Even if you're not interested in building muscle mass, some muscle-strengthening activity is important to maintain the muscle you do have. Strength-building exercise also has other benefits, including improved bone health and better posture, which makes you look thinner. Yoga and gardening count as muscle-strengtheners, according to the CDC. Preserve muscle to ensure you can still perform simple activities during the day, such as carrying grocery bags, and foster joint health. As you age, you naturally lose muscle mass if you don't actively maintain it through activity. This puts you at risk for falls and may compromise your independence.
Increasing Your Calorie Burn
Your body burns calories to just function every day. You need a certain amount to run bodily functions, such as pumping blood, and for digestion. It's hard to alter this basal metabolic rate in any significant way without adding muscle.
Activities common to daily life, such as showering and cooking dinner, also burn calories. To burn more calories without adding notable muscle, you could increase these non-exercise thermogenic activities, or NEAT. Pace while you're on the phone, take the stairs instead of the elevator, or park farther away from your destination. Even just fidgeting and walking often during the day helps you in your quest to drop pounds.
- Dietary Guidelines for Americans 2010: Chapter 2: Balancing Calories to Manage Weight
- National Institute of Diabetes and Digestive and Kidney Diseases: Very Low Calorie Diets
- USA Today: Q&A: How to Drop Pounds With All-Day Activities, Not Exercise
- Experience Life: Protein Power: What You Need to Know

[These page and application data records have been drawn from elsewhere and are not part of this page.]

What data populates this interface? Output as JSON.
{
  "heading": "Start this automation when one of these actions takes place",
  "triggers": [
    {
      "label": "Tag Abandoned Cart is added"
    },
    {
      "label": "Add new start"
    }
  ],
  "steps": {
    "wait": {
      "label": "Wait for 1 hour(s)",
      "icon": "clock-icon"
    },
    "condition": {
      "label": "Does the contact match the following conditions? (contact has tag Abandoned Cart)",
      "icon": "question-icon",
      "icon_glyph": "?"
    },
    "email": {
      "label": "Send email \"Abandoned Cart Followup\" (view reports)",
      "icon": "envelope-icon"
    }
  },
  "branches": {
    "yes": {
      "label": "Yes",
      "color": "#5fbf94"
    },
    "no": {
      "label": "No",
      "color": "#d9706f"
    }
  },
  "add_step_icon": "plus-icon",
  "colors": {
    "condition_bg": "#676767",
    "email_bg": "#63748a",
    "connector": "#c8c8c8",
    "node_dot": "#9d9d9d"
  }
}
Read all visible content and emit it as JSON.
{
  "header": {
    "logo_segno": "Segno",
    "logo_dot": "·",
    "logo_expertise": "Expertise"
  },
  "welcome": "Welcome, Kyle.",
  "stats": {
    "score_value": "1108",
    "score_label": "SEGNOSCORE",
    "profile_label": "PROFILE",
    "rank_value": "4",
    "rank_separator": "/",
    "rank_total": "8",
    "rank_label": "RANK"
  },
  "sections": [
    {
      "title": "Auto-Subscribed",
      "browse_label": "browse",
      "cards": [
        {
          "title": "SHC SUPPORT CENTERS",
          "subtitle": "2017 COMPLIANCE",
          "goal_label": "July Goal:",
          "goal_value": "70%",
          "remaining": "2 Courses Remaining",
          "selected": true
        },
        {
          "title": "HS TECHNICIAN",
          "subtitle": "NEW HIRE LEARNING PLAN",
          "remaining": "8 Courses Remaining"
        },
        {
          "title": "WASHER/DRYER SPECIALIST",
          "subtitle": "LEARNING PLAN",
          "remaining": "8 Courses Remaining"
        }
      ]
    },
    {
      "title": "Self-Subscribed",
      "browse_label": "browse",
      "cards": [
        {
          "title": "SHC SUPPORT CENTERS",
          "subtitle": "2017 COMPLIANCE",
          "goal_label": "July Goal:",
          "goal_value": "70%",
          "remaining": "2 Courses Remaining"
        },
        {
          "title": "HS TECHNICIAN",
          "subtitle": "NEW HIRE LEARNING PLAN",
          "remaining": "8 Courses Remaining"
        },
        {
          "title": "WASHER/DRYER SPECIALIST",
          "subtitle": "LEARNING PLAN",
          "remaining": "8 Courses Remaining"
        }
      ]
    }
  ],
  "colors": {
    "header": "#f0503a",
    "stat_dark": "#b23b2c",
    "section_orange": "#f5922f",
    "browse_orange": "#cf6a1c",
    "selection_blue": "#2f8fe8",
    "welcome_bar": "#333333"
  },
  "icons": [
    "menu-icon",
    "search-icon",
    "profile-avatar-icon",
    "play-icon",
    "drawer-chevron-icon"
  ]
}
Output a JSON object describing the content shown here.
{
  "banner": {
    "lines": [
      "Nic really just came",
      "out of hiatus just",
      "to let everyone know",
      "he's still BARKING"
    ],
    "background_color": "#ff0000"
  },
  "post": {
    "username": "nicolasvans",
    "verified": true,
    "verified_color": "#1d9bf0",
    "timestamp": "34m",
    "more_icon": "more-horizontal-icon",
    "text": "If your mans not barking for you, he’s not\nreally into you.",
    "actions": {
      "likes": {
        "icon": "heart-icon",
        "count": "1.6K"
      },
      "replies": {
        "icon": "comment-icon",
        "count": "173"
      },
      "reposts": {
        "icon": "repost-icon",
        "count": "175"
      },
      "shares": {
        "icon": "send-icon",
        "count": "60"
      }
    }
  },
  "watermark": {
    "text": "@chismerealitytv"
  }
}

- Centers for Disease Control and Prevention: How Much Physical Activity Do Adults Need?
- Centers for Disease Control and Prevention: Physical Activity and Health